Earlier this year, following months of uncertainty, the United Kingdom officially committed to adopting the upcoming European General Data Protection Regulation (GDPR) despite its vote last year to leave the European Union. This formal adoption makes it clear that UK organisations must start preparing for the new legislation to take effect on 25th May 2018. In September the UK also plans on introducing a Data Protection Bill that will incorporate many of the GDPR requirements.
The new regulation provides much higher fines for not reporting data breaches, along with provisions for greater individual data privacy, the right to erasure and a mandate for some companies to employ a Data Protection Officer (DPO). In addition, the regulation applies to not only UK and European countries, but any country that handles European customers’ data. Almost every large global company (and every European individual) will be affected.
These new rules can get confusing for organisations so we've tried to give you a starter of three recommended steps for getting your organisation ready for the GDPR and keeping your employee and customer personal information safe:
Step One: Conduct an audit of all the private data your organisation owns and document your processes.
Ensuring that you are taking the necessary steps to protect an individuals' privacy starts with understanding the data your organisation owns, and then classifying that data and where it fits within the new requirements.
Under GDPR, organisations are also required to maintain records of their processing activities. If you have inaccurate personal data and have shared this data with another organisation, you must inform that organisation about the inaccuracy so it can correct its own records. This won't be possible unless you know what personal data you hold, where it came from and who you share it with. That's where documentation comes into play. Organisations should document everything to ensure they can comply with the GDPR's accountability principle by having effective policies and procedures in place.

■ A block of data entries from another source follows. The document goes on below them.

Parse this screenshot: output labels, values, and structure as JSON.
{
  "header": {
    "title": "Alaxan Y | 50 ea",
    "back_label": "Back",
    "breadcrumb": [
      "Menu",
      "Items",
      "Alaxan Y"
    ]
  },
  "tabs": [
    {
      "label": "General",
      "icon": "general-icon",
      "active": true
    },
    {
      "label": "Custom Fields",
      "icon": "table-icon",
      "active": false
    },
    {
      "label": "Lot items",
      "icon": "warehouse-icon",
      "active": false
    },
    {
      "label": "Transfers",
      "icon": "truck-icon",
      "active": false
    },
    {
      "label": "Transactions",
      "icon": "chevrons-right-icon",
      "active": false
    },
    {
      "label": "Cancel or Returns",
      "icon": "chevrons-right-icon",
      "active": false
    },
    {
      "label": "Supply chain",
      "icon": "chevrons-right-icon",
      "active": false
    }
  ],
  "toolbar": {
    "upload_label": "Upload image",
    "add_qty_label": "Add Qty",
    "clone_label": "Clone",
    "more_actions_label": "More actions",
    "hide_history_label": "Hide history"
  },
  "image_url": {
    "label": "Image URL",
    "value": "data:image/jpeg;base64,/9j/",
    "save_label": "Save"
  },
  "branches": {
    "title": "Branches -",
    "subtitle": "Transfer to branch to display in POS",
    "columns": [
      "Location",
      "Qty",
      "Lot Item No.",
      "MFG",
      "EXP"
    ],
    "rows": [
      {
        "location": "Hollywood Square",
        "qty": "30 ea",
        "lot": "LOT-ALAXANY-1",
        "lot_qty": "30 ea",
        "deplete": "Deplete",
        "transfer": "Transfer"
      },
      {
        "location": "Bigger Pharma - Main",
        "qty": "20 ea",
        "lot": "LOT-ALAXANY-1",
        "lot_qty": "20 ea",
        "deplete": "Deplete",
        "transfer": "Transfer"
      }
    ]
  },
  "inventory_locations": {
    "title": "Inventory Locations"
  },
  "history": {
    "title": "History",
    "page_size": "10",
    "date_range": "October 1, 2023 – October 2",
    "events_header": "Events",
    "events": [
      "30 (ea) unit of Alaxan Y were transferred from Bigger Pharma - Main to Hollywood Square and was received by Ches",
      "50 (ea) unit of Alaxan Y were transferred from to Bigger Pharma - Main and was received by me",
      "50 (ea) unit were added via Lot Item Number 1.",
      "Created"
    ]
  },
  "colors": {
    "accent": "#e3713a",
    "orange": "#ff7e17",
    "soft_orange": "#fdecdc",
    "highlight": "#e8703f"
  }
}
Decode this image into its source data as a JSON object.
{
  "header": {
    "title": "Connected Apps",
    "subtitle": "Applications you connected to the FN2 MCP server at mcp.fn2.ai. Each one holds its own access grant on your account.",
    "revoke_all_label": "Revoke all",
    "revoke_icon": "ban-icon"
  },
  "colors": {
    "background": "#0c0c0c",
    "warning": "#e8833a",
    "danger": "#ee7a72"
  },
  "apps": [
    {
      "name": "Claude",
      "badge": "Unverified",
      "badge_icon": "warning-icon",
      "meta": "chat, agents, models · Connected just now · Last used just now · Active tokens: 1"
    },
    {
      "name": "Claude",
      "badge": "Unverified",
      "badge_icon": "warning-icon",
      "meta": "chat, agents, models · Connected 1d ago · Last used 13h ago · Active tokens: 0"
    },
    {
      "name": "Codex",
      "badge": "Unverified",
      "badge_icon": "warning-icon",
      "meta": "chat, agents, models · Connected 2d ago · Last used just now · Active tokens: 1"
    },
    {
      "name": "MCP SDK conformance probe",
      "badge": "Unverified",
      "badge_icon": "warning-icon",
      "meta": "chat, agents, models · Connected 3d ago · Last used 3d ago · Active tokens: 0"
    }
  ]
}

Step Two: Understand the right to erasure.
After conducting your audit, you'll know which types of data you have and any potential issues that may arise, but you can also begin to remove individual records and erase them as necessary. This allows you to clean up your data, making you less likely to be heavily affected by any potential data breaches.
Proactively planning for the removal of data also helps organisations meet "right to be forgotten" requirements, while also decreasing the chances of being investigated and fined by the Supervisory Authorities. An important point to remember is the right to erasure includes all log entries and means erasing forever—not just deleting files on a surface-level basis (i.e. sending them to the Recycle Bin).
Step Three: Appoint a DPO or equivalent steering group if necessary for your organisation.
The GDPR requires organisations to appoint a DPO if they "engage in the large-scale monitoring or processing of sensitive data." So whether you choose to hire internally, externally or outsource to a third party, it's a good idea to have a person(s) appointed to be directly in charge of data protection. In addition to facilitating compliance by using accountability tools (such as carrying out or ordering data protection impact assessments and audits), DPOs act as intermediaries between relevant stakeholders (such as supervisory authorities, data subjects and business units within an organisation).
Of course, these are only three of several major steps your organisation must take to be ready when the GDPR comes into effect next year and there is much more guidance available from the ICO. But when it comes to securely erasing data, Blancco and Softcat can help with software-based data erasure solutions that erase sensitive files and folders and help you achieve compliance with the 'Right to Erasure'.
Protect your customers' personal data
Visit Softcat's GDPR hub, and contact your Softcat account manager today to start better protecting your customers' personal privacy.